Friday, October 24, 2014

Do you like bananas? (but what does that have to do with passwords?)

In researching password complexity while I plan to spin up a new SharePoint 2013 farm, I came across this particular gem in my searches:

"Take five chimpanzees. Put them in a big cage. Suspend some bananas from the roof of the cage. Provide the chimpanzees with a stepladder. BUT also add a proximity detector to the bananas, so that when a chimp goes near the banana, water hoses are triggered and the whole cage is thoroughly soaked.
Soon, the chimps learn that the bananas and the stepladder are best ignored.
Now, remove one chimp, and replace it with a fresh one. That chimp knows nothing of the hoses. He sees the banana, notices the stepladder, and because he is a smart primate, he envisions himself stepping on the stepladder to reach the bananas. He then deftly grabs the stepladder... and the four other chimps spring on him and beat him squarely. He soon learns to ignore the stepladder.
Then, remove another chimp and replace it with a fresh one. The scenario occurs again; when he grabs the stepladder, he gets mauled by the four other chimps -- yes, including the previous "fresh" chimp. He has integrated the notion of "thou shallt not touch the stepladder". [sic]

Iterate. After some operations, you have five chimps who are ready to punch any chimp who would dare touch the stepladder -- and none of them knows why.
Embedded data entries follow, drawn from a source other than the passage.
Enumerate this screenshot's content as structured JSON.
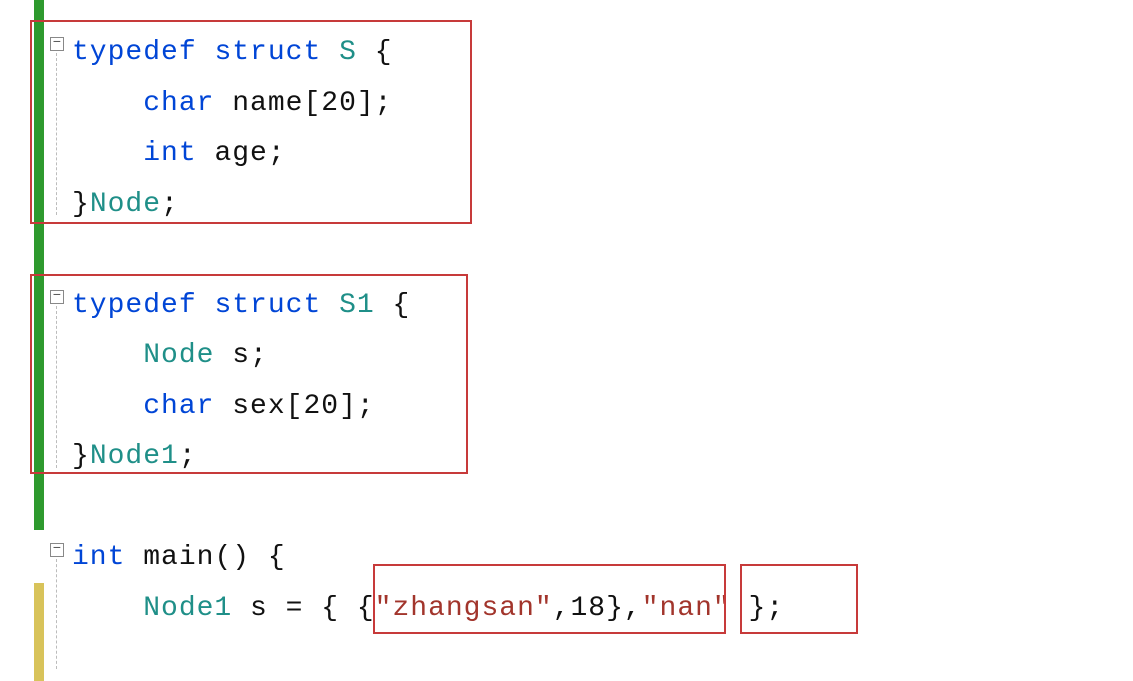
{
  "code": {
    "l1": {
      "kw_typedef": "typedef",
      "sp1": " ",
      "kw_struct": "struct",
      "sp2": " ",
      "type": "S",
      "sp3": " ",
      "brace": "{"
    },
    "l2": {
      "indent": "    ",
      "kw_char": "char",
      "sp": " ",
      "rest": "name[20];"
    },
    "l3": {
      "indent": "    ",
      "kw_int": "int",
      "sp": " ",
      "rest": "age;"
    },
    "l4": {
      "brace": "}",
      "type": "Node",
      "semi": ";"
    },
    "l5": {
      "blank": ""
    },
    "l6": {
      "kw_typedef": "typedef",
      "sp1": " ",
      "kw_struct": "struct",
      "sp2": " ",
      "type": "S1",
      "sp3": " ",
      "brace": "{"
    },
    "l7": {
      "indent": "    ",
      "type": "Node",
      "sp": " ",
      "rest": "s;"
    },
    "l8": {
      "indent": "    ",
      "kw_char": "char",
      "sp": " ",
      "rest": "sex[20];"
    },
    "l9": {
      "brace": "}",
      "type": "Node1",
      "semi": ";"
    },
    "l10": {
      "blank": ""
    },
    "l11": {
      "kw_int": "int",
      "sp": " ",
      "main": "main() {"
    },
    "l12": {
      "indent": "    ",
      "type": "Node1",
      "sp": " ",
      "var": "s = { {",
      "str1": "\"zhangsan\"",
      "mid": ",18},",
      "str2": "\"nan\"",
      "end": " };"
    }
  },
  "annotations": {
    "box1": "struct-S-definition",
    "box2": "struct-S1-definition",
    "box3": "initializer-inner",
    "box4": "initializer-sex"
  }
}
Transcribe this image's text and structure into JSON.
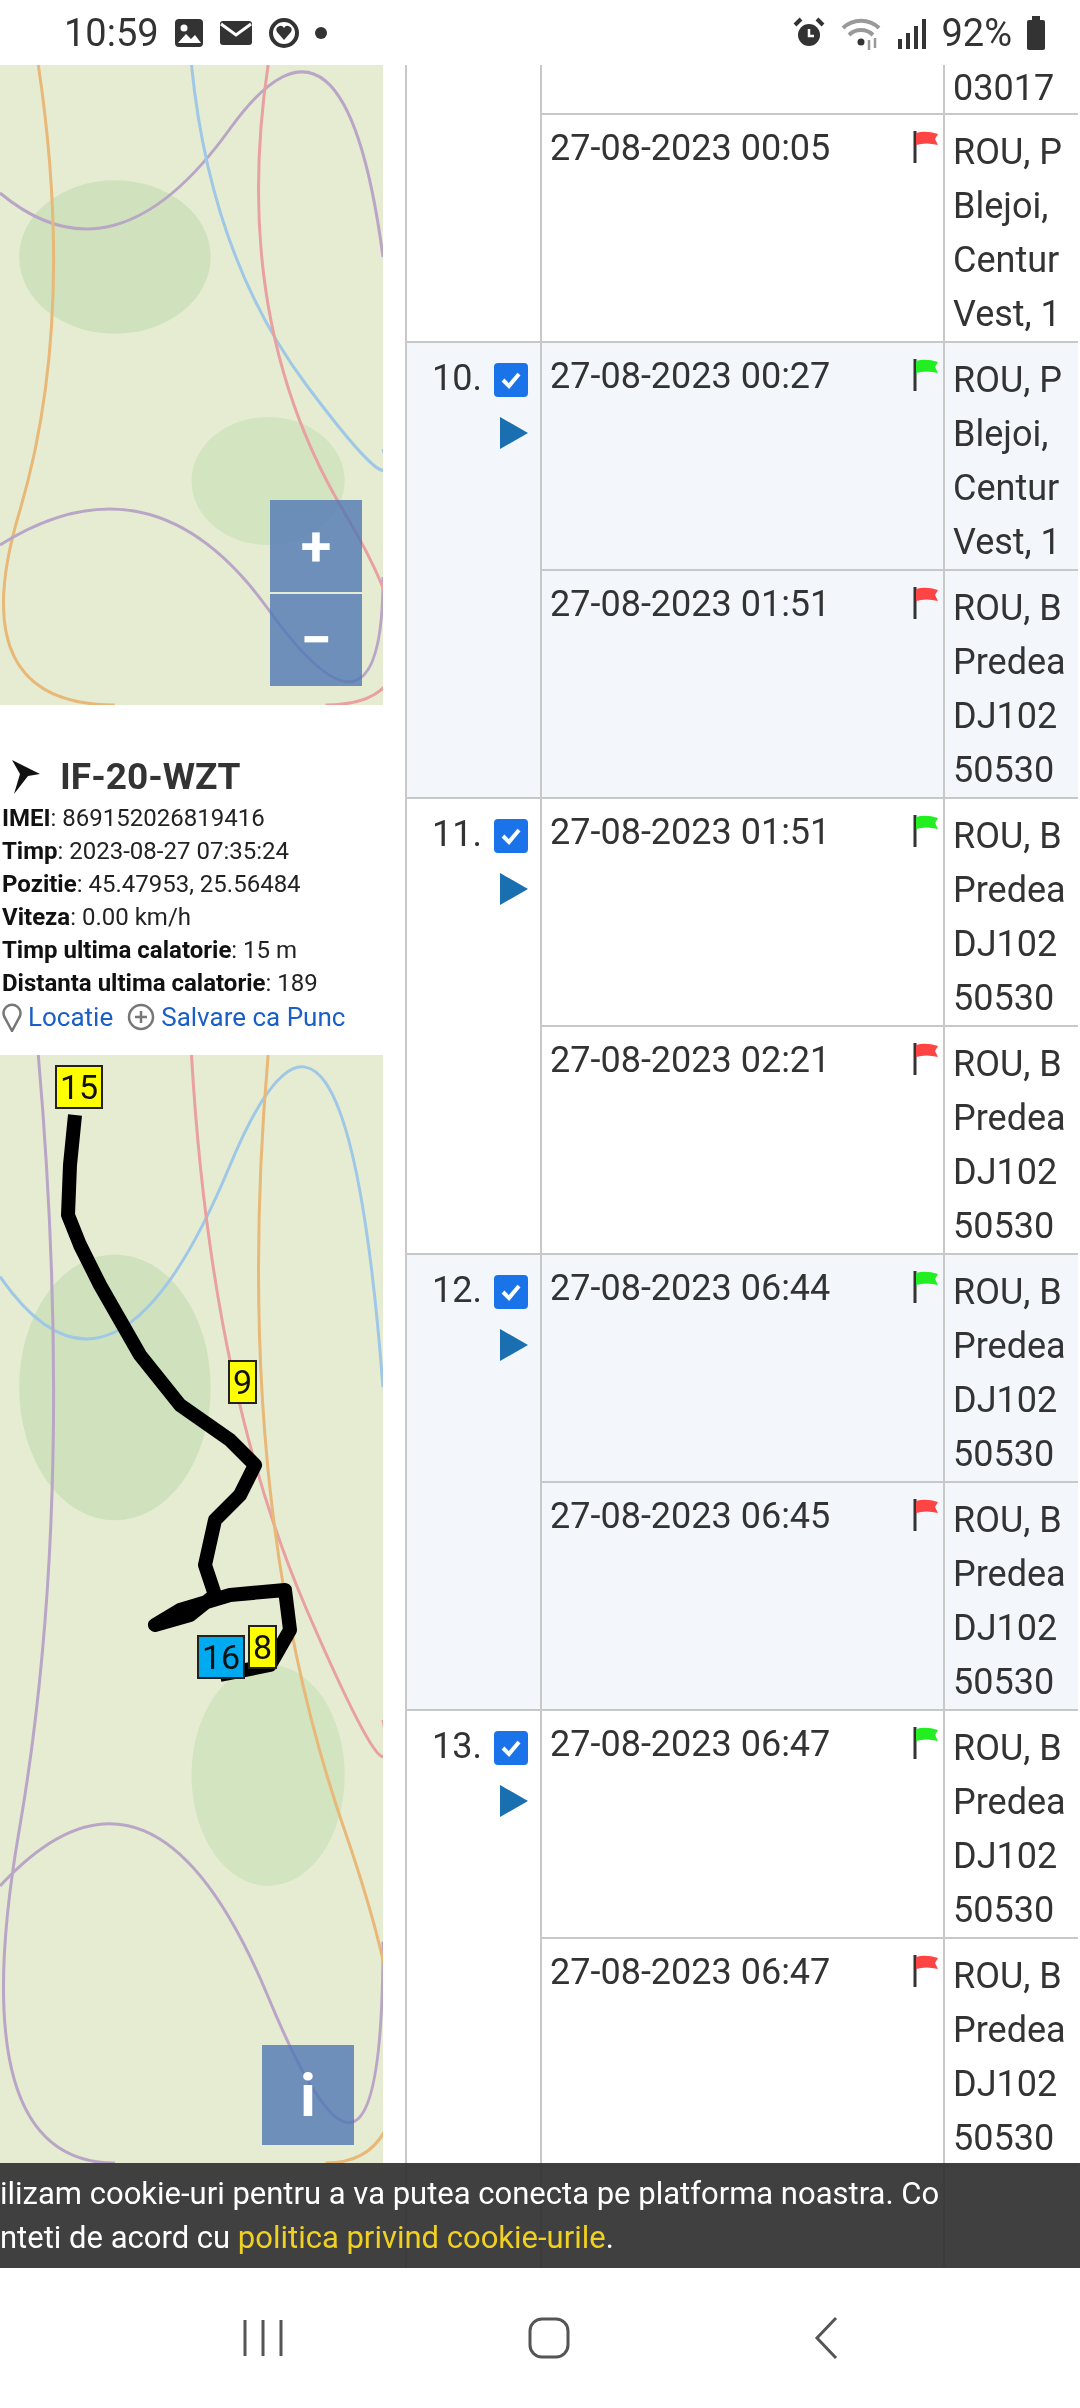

Originally, some developer, somewhere, was working on an old Unix system from the previous century, which used the old DES-based "crypt", [original link preserved] actually a password hashing function derived from the DES block cipher. In that hashing function, only the first eight characters of the password are used (and only the low 7 bits of each character, as well). Subsequent characters are ignored. That's the banana.
The Internet is full of chimpanzees."

[source/sauce: What technical reasons are there to have low maximum password lengths?]

Saturday, August 2, 2014

Stupid things can lead to wet basements... A Cautionary Tale

In a whirlwind of bad luck, my condensate pump went up on the furnace about a year after we moved into the house.  It's an easy part to replace:  some tubing for the pump discharge (reuse what's there), some PVC for the inlet for the furnace (some basic plumbing), a 110V outlet for the pump (provided by code on the furnace itself, so just reuse it), and 2 wires that tell the AC to stop because the pump is full (this is supposed to prevent basement flooding, and is the basis for this hack).
The replacement pump I bought turned out to be crap but I was lucky in the sense that the overflow float switch on that unit was wired the same way as on the old one, so it was almost a drop-in replacement (the plumbing part came in as I had to move the pump's placement on the wall, meaning the fill tube from the AC had to be rerouted).  However, when I went to replace that dud with a "better" pump, things went awry...
I had to reroute the plumbing a SECOND time, forcing me to start from scratch with all new pipes (damn PVC glue...) and to incorporate some vinyl tubing to make placement this time that much easier.  But worst of all, the switch on the "better" pump is Normally Open (the switch closes when the water level is at overflow).  On the previous two pumps, the switch was Normally Closed (the connection would go open circuit if the water was at overflow levels).  Not having the ability to switch the switch, as this "better" pump housing is completely sealed with only inlet vents for the water, the outlet pipe for the discharge, the 2 wires for the overflow switch, and the power cord, I was stuck.  NOTHING is accessible to change that overflow switch.  So I thought "well it's a new pump, so until I can fix it, I'll jumper the wires on the furnace and hope for the best."
Shouldn't have said that... I should not have said that.

Thursday, May 22, 2014


(sent to, a mailbox specifically for public comments about Net Neutrality)

This e-mail will become part of the permanent public comment record at the FCC.  If you plan on writing them also, be warned you are making PUBLIC COMMENTS VISIBLE TO EVERYBODY.  In my case, the more that see this, the better.

UPDATE:  MAY 27, 2014  A RESPONSE FROM THE CHAIRMAN!  (pasted at the bottom)

"To Whom It May Concern regarding Net Neutrality (and the so called "Fast Lane") and the regulation of ISP's as Common Carriers

The concept of Internet Service Providers charging Content Providers additional fees to allow their content to flow through the ISP's networks (without impairment) while also charging end-customers high prices to gain access to ANY content (regardless of provider) is askew of any truly free-market model.